Garcia lived to be over one hundred years old, and he NEVER backed down from his position on the importance of the glottal attack.  And despite all the controversy that swirled around it, and the vitriol that it inspired from some writers (including Henry Holbrook Curtis), he NEVER changed his thinking on this central tenet of his pedagogy.

According to James Stark in his book, “Bel Canto: A History of Vocal Pedagogy“, the idea of the onset took two separate paths: one was later discredited as untenable, and the other was to mutate the onset into a ‘simultaneous attack’.  This onset was the attack that would later come to be known as the ‘balanced onset’ by pedagogues like Richard Miller, or the “Imaginary h” of William Vennard.

There’s only one problem with this: this balanced onset IS NOT Garcia’s coup de glotte as he laid it out in his writings.

Garcia’s idea was that the glottis was CLOSED in advance of the ensuing phonation, “building up air in the passage” so that the resistance to the breath was COMPLETE at the inception of tone, and therefore NO AIR escaped ‘unphonated’.  In this way there was no breath leakage.  Also of importance to Garcia was that the continuing tone was ‘bound’ to the ‘attack’, so that the phrase would continue in this more adducted – Garcia used the word ‘pinched’ (eek!) – position.

Jenny Lind, Garcia’s pupil, described these maneuvers as a ‘stroke’ and a ‘bind’ to her friend Gusti.  I love this idea, actually.

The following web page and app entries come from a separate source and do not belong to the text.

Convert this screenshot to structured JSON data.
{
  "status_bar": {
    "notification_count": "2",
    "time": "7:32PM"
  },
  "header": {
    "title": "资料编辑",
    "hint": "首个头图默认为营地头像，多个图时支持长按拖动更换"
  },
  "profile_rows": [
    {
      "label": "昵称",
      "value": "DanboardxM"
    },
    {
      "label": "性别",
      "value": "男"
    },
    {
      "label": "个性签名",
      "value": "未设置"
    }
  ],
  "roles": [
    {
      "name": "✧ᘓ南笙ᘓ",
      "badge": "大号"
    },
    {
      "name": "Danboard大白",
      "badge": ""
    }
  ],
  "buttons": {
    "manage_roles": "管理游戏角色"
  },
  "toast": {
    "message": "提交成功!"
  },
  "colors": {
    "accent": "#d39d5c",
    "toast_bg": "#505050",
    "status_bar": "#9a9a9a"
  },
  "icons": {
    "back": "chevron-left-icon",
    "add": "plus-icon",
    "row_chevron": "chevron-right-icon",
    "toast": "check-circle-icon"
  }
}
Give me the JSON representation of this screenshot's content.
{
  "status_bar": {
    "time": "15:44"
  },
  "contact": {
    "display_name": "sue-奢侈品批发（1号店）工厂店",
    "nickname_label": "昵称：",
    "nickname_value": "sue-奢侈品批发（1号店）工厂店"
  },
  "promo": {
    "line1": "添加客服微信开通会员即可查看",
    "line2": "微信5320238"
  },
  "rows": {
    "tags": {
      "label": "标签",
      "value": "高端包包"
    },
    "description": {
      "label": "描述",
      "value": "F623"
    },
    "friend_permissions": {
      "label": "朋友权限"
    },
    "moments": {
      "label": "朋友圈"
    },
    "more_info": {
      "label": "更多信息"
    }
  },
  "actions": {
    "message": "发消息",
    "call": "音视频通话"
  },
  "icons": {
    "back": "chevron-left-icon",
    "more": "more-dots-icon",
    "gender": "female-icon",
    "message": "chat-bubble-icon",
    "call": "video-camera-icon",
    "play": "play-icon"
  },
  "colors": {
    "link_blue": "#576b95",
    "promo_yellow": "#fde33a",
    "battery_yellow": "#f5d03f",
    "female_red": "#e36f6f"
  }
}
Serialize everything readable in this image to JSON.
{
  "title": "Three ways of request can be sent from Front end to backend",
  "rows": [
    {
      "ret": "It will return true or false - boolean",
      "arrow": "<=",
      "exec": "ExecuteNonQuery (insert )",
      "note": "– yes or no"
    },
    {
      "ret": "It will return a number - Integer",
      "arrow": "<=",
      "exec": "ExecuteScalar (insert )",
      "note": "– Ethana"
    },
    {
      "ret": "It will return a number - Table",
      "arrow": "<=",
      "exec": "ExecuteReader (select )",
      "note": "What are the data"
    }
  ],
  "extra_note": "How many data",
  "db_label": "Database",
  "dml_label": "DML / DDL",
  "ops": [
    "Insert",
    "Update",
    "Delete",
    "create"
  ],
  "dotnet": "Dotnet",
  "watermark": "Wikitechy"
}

That you ‘strike’ the glottis, and then bind the pitches afterwards from that ‘stroke’.

There’s an important thing to remember about this more ‘glottal’ attack of the voice: if you overbreathe and BLOW AIR at tightly adducted cords, you WILL experience the destructive glottal attack that Garcia warned against.  This is what he termed the coup de la poitrine or “blow of the chest”.  In a properly sung ‘coup de glotte,’  the singer becomes instantly aware of the unnecessary need to ‘tank up’ or OVERFILL the lungs. Breath is already available, and the singer who begins in this way learns that the instrument will become HIGHLY efficient because there is no overabundance of air needed to sing and sustain most phrases. This would give SOME credence to Richard Miller’s assertion that the onset is the key to finding a breath management system.

The bel canto singers were remarkable in that they appeared NOT to breathe, and take in VAST amounts of air. In fact, many sources say that the secret to the bel canto schooling was to sing on ‘as little air as possible’.  I don’t think this means that we DON’T breathe, or starve the voice of air – but it does point to the importance of the proper “start” or “attack” of the sound as being central to finding an aerodynamically efficient method of singing.

image of Jenny Lind, as she appeared in 1849.